GOAL OF THE EXERCISE: Search the records for the word "with" and pick out every line that has it.

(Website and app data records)
"""

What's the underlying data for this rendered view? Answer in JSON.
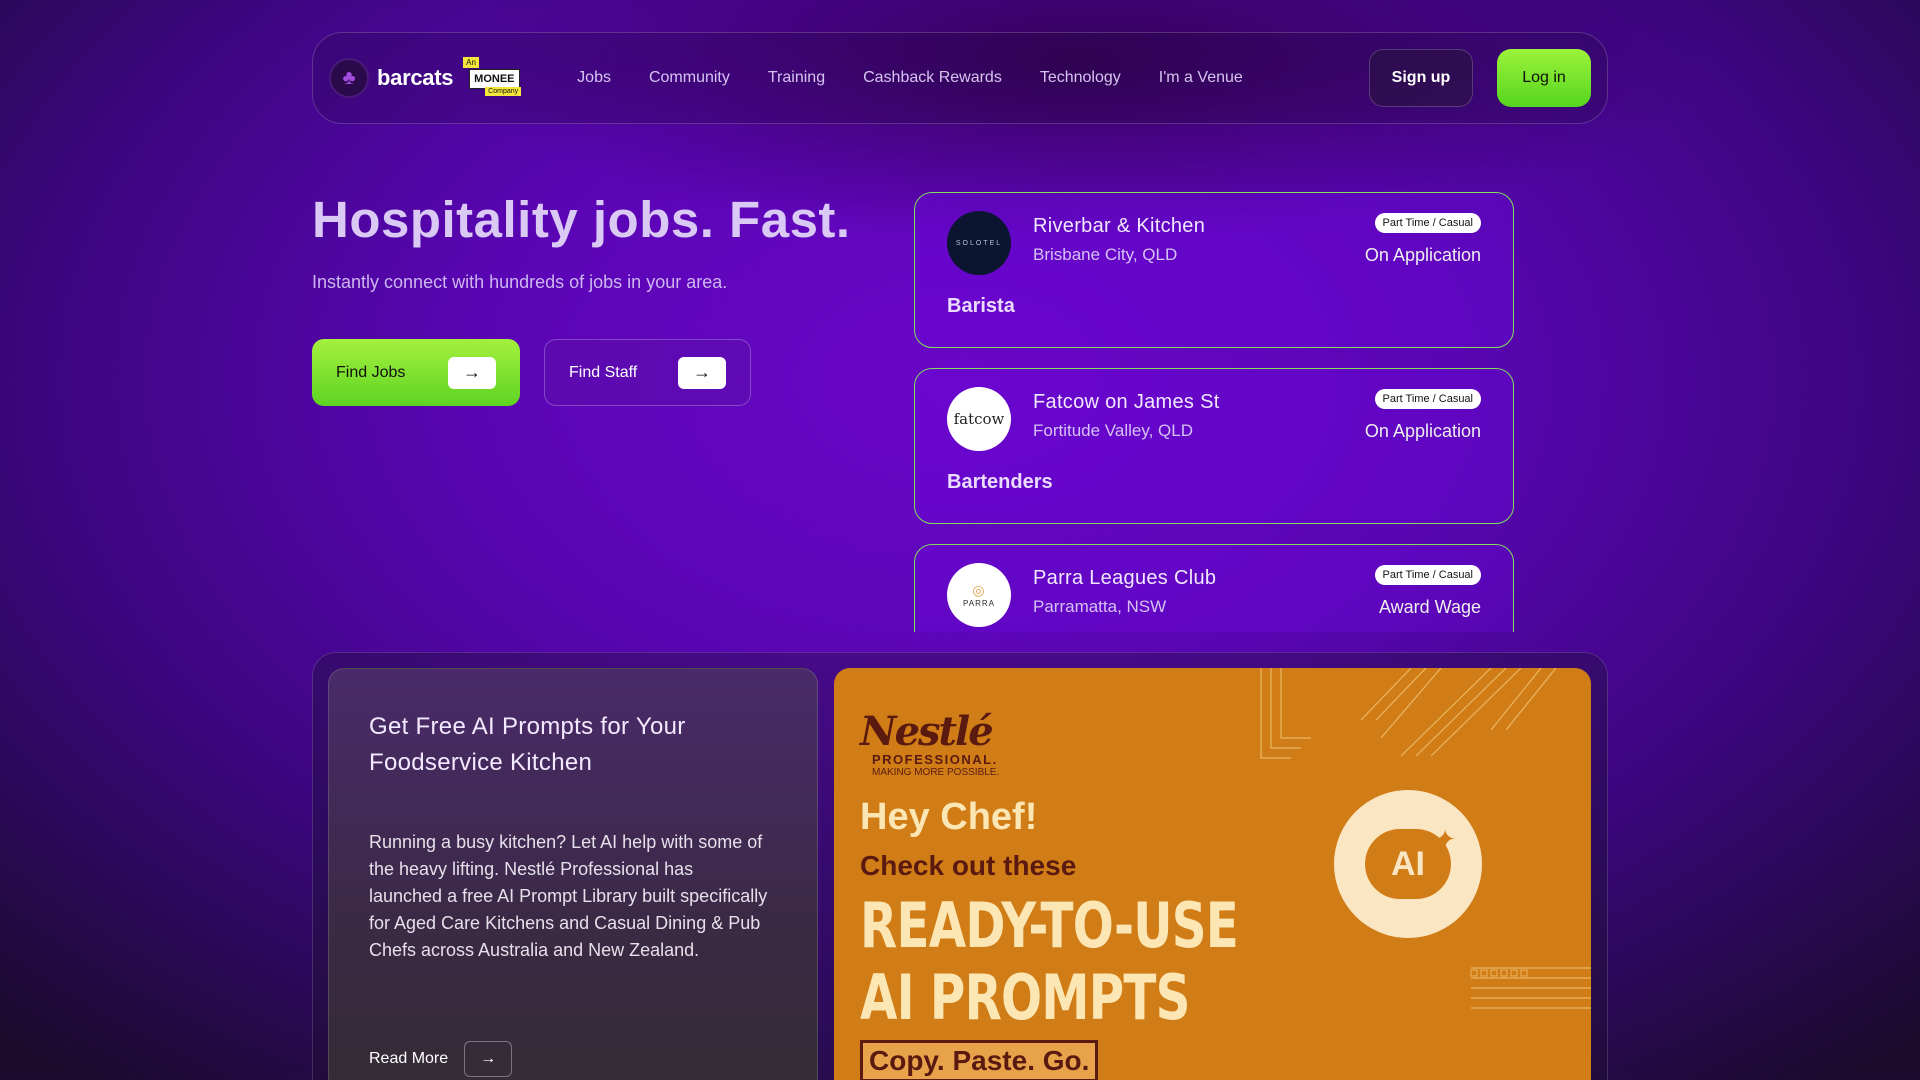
{
  "nav": {
    "brand": "barcats",
    "company_badge": {
      "an": "An",
      "name": "MONEE",
      "company": "Company"
    },
    "menu": [
      "Jobs",
      "Community",
      "Training",
      "Cashback Rewards",
      "Technology",
      "I'm a Venue"
    ],
    "signup": "Sign up",
    "login": "Log in"
  },
  "hero": {
    "title": "Hospitality jobs. Fast.",
    "subtitle": "Instantly connect with hundreds of jobs in your area.",
    "find_jobs": "Find Jobs",
    "find_staff": "Find Staff"
  },
  "jobs": [
    {
      "venue": "Riverbar & Kitchen",
      "location": "Brisbane City, QLD",
      "type": "Part Time / Casual",
      "pay": "On Application",
      "role": "Barista",
      "logo_text": "SOLOTEL"
    },
    {
      "venue": "Fatcow on James St",
      "location": "Fortitude Valley, QLD",
      "type": "Part Time / Casual",
      "pay": "On Application",
      "role": "Bartenders",
      "logo_text": "fatcow"
    },
    {
      "venue": "Parra Leagues Club",
      "location": "Parramatta, NSW",
      "type": "Part Time / Casual",
      "pay": "Award Wage",
      "role": "",
      "logo_text": "PARRA"
    }
  ],
  "feature": {
    "title": "Get Free AI Prompts for Your Foodservice Kitchen",
    "body": "Running a busy kitchen? Let AI help with some of the heavy lifting. Nestlé Professional has launched a free AI Prompt Library built specifically for Aged Care Kitchens and Casual Dining & Pub Chefs across Australia and New Zealand.",
    "read_more": "Read More"
  },
  "banner": {
    "brand": "Nestlé",
    "brand_sub": "PROFESSIONAL.",
    "brand_tagline": "MAKING MORE POSSIBLE.",
    "hey": "Hey Chef!",
    "check": "Check out these",
    "headline_1": "READY-TO-USE",
    "headline_2": "AI PROMPTS",
    "copy": "Copy. Paste. Go.",
    "icon_text": "AI"
  },
  "colors": {
    "accent_green": "#7fe15b",
    "brand_purple": "#5a05b4",
    "banner_orange": "#d17d17"
  }
}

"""

OUTPUT:
    "subtitle": "Instantly connect with hundreds of jobs in your area.",
    "body": "Running a busy kitchen? Let AI help with some of the heavy lifting. Nestlé Professional has launched a free AI Prompt Library built specifically for Aged Care Kitchens and Casual Dining & Pub Chefs across Australia and New Zealand.",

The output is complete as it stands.